To do:
All entries must be set down once more, precisely as given.
(Material for this task begins)
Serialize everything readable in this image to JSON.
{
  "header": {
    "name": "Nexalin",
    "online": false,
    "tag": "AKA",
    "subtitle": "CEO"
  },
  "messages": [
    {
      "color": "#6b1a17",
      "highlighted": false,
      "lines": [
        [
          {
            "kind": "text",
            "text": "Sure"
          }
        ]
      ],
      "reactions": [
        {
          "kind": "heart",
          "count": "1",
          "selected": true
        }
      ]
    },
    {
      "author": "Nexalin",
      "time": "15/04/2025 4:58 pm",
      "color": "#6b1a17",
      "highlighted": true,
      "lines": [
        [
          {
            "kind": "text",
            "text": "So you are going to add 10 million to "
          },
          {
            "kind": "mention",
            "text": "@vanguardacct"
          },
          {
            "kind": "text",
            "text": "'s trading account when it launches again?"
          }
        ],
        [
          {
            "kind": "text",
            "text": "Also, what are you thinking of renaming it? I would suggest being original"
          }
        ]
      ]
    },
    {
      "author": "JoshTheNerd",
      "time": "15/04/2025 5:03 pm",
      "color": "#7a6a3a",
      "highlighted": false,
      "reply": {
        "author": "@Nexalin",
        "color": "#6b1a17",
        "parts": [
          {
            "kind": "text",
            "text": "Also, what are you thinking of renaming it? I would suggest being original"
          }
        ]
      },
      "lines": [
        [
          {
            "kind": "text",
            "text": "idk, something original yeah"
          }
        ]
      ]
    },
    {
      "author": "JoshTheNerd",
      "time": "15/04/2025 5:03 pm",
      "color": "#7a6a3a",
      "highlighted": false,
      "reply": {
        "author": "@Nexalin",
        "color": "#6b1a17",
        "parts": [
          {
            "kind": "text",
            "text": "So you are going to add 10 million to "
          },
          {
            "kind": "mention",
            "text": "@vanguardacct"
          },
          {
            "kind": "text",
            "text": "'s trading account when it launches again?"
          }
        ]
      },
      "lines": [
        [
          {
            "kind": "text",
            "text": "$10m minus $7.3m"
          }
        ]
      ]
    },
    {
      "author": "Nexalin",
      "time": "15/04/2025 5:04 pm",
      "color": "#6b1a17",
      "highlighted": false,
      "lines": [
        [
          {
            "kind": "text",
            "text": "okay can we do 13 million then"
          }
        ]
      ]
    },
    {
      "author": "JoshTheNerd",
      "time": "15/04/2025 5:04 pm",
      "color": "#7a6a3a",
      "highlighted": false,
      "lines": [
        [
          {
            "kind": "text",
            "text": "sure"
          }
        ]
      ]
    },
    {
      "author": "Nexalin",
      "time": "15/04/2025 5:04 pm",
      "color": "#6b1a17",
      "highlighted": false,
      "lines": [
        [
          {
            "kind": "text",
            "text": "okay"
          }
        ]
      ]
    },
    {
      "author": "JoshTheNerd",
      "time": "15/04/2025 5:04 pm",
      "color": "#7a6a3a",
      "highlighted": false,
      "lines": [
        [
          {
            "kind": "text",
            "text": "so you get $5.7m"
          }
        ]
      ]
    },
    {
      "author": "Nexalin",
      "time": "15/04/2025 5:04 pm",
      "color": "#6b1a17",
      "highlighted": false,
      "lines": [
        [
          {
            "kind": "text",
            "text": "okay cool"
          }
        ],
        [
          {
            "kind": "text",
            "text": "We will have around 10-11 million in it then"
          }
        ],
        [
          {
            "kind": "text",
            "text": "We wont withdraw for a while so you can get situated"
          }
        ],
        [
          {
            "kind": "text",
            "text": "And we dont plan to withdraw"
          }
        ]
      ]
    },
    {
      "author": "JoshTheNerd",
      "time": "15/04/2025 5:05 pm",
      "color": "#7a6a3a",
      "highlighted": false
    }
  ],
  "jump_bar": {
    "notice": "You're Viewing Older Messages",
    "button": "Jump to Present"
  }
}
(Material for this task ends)
Expected answer:
Serialize everything readable in this image to JSON.
{
  "header": {
    "name": "Nexalin",
    "online": false,
    "tag": "AKA",
    "subtitle": "CEO"
  },
  "messages": [
    {
      "color": "#6b1a17",
      "highlighted": false,
      "lines": [
        [
          {
            "kind": "text",
            "text": "Sure"
          }
        ]
      ],
      "reactions": [
        {
          "kind": "heart",
          "count": "1",
          "selected": true
        }
      ]
    },
    {
      "author": "Nexalin",
      "time": "15/04/2025 4:58 pm",
      "color": "#6b1a17",
      "highlighted": true,
      "lines": [
        [
          {
            "kind": "text",
            "text": "So you are going to add 10 million to "
          },
          {
            "kind": "mention",
            "text": "@vanguardacct"
          },
          {
            "kind": "text",
            "text": "'s trading account when it launches again?"
          }
        ],
        [
          {
            "kind": "text",
            "text": "Also, what are you thinking of renaming it? I would suggest being original"
          }
        ]
      ]
    },
    {
      "author": "JoshTheNerd",
      "time": "15/04/2025 5:03 pm",
      "color": "#7a6a3a",
      "highlighted": false,
      "reply": {
        "author": "@Nexalin",
        "color": "#6b1a17",
        "parts": [
          {
            "kind": "text",
            "text": "Also, what are you thinking of renaming it? I would suggest being original"
          }
        ]
      },
      "lines": [
        [
          {
            "kind": "text",
            "text": "idk, something original yeah"
          }
        ]
      ]
    },
    {
      "author": "JoshTheNerd",
      "time": "15/04/2025 5:03 pm",
      "color": "#7a6a3a",
      "highlighted": false,
      "reply": {
        "author": "@Nexalin",
        "color": "#6b1a17",
        "parts": [
          {
            "kind": "text",
            "text": "So you are going to add 10 million to "
          },
          {
            "kind": "mention",
            "text": "@vanguardacct"
          },
          {
            "kind": "text",
            "text": "'s trading account when it launches again?"
          }
        ]
      },
      "lines": [
        [
          {
            "kind": "text",
            "text": "$10m minus $7.3m"
          }
        ]
      ]
    },
    {
      "author": "Nexalin",
      "time": "15/04/2025 5:04 pm",
      "color": "#6b1a17",
      "highlighted": false,
      "lines": [
        [
          {
            "kind": "text",
            "text": "okay can we do 13 million then"
          }
        ]
      ]
    },
    {
      "author": "JoshTheNerd",
      "time": "15/04/2025 5:04 pm",
      "color": "#7a6a3a",
      "highlighted": false,
      "lines": [
        [
          {
            "kind": "text",
            "text": "sure"
          }
        ]
      ]
    },
    {
      "author": "Nexalin",
      "time": "15/04/2025 5:04 pm",
      "color": "#6b1a17",
      "highlighted": false,
      "lines": [
        [
          {
            "kind": "text",
            "text": "okay"
          }
        ]
      ]
    },
    {
      "author": "JoshTheNerd",
      "time": "15/04/2025 5:04 pm",
      "color": "#7a6a3a",
      "highlighted": false,
      "lines": [
        [
          {
            "kind": "text",
            "text": "so you get $5.7m"
          }
        ]
      ]
    },
    {
      "author": "Nexalin",
      "time": "15/04/2025 5:04 pm",
      "color": "#6b1a17",
      "highlighted": false,
      "lines": [
        [
          {
            "kind": "text",
            "text": "okay cool"
          }
        ],
        [
          {
            "kind": "text",
            "text": "We will have around 10-11 million in it then"
          }
        ],
        [
          {
            "kind": "text",
            "text": "We wont withdraw for a while so you can get situated"
          }
        ],
        [
          {
            "kind": "text",
            "text": "And we dont plan to withdraw"
          }
        ]
      ]
    },
    {
      "author": "JoshTheNerd",
      "time": "15/04/2025 5:05 pm",
      "color": "#7a6a3a",
      "highlighted": false
    }
  ],
  "jump_bar": {
    "notice": "You're Viewing Older Messages",
    "button": "Jump to Present"
  }
}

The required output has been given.